MOEV is an electronic music group specializing in synthpop that recorded primarily on the Nettwerk Records label (with publication by Atlantic Records). Based in Vancouver, British Columbia, their most successful album was Yeah Whatever in 1989, which combined dark, solemn, anthemic lyrics with disjointed beats, trickling electronics, and occasional spoken-word samples.
MOEV was originally formed by friends Tom Ferris and Cal Stephenson back in 1981. After some initial demos they added the voice of Madeleine Morris and the guitar of Mark Jowett to form a solid four piece. The first recording output of the group was “Zimmerkampf” which only saw vinyl and tape releases and has never appeared on an official release CD (except as part of a compilation collection). Poor album sales resulted in their label (Go! Records) going bankrupt leaving the band to find another publisher for their work.
MC 900 Ft. Jesus is the stage name of Mark Griffin, a classically-trained musician turned rapper and experimenter born in Dallas, Texas. Griffin’s work was often considered well ahead of its time, and much of his sound and experimentation predates artists like Beck and Orbital.

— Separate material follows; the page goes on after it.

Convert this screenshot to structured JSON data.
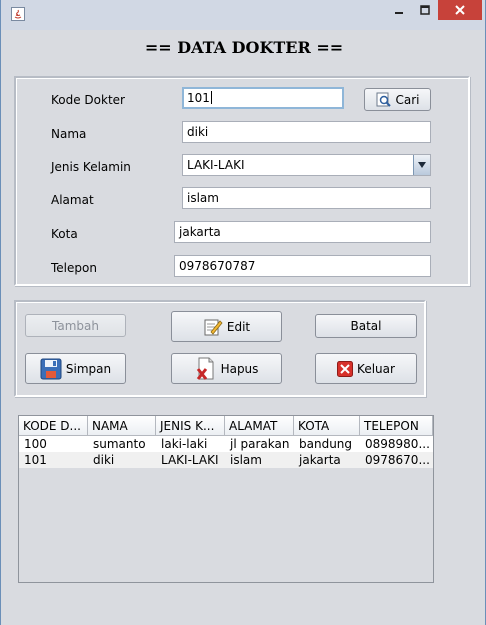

Griffin’s wit and formal education help him to inject complexity and humor into his work as MC 900 Ft. Jesus. Deriving his MC name from a sermon by Oral Roberts, Griffin’s first album, Hell With The Lid Off (1990) was released under the name MC 900 Ft. Jesus With DJ Zero, but the MC has sole billing on Welcome to My Dream (1991) and One Step Ahead of the Spider (1994). According to a Chicago Tribune article dated November 8, 1991, DJ Zero appears on Dream under his real name, Patrick Rollins, because of uncertainty about whether he would have been able to tour in support of the album. Rollins/Zero is not listed in the credits for Spider.
"When the crowd is with you, the jokes are fresh, your timing is just right, and the moon is in the seventh house and Jupiter aligns with Mars. You feel like you are exactly where you should be, and there is nothing better. Comedy is a rare gift from the gods, an awesome invention. It propels you right into the heart of the universe." - Margaret Cho in her best-selling book, I'm The One That I Want
Margaret Cho stands elegantly on the stage as a sold-out audience welcomes her with a raucous applause rarely heard in the echoing hall of New York City's prestigious Carnegie Hall. With typical poise and flair, these are her opening remarks: "I'm pretty sure I'm the first Korean-American woman who has ever stood on this stage without a violin."
"It's a rebirth," says Ivy singer Dominique Durand about All Hours [Nettwerk], the New York trio's new album and first release in six years. "We really had no idea where we were going for a long time. But in my mind, I knew I wanted to go back to some kind of innocence, and also a feeling of energy and excitement. I wanted to make a record based on those very basic sensations."
Fresh on the heels of her melancholy pop exploration, We Will Become Like Birds (Nettwerk, 2005), Erin McKeown comes roaring back with Sing You Sinners - 13 songs of mischief and verve collected from the forgotten corners of Tin Pan Alley and Broadway. Written by the likes of Johnny Mercer, Cole Porter, and Fats Waller, learned from Fred Astaire, Gene Krupa, Nat King Cole, and Blossom Dearie, Sing You Sinners is McKeown's singular and sly take on the not-so-standard entries in the Great American Songbook.
In a time when the thought of another album along the lines of 'X sings the Standards' or 'Y sings Cole Porter' can fill a music fans heart with emotions ranging from foreboding to outright terror, the new album from Erin McKeown is a breath of fresh air.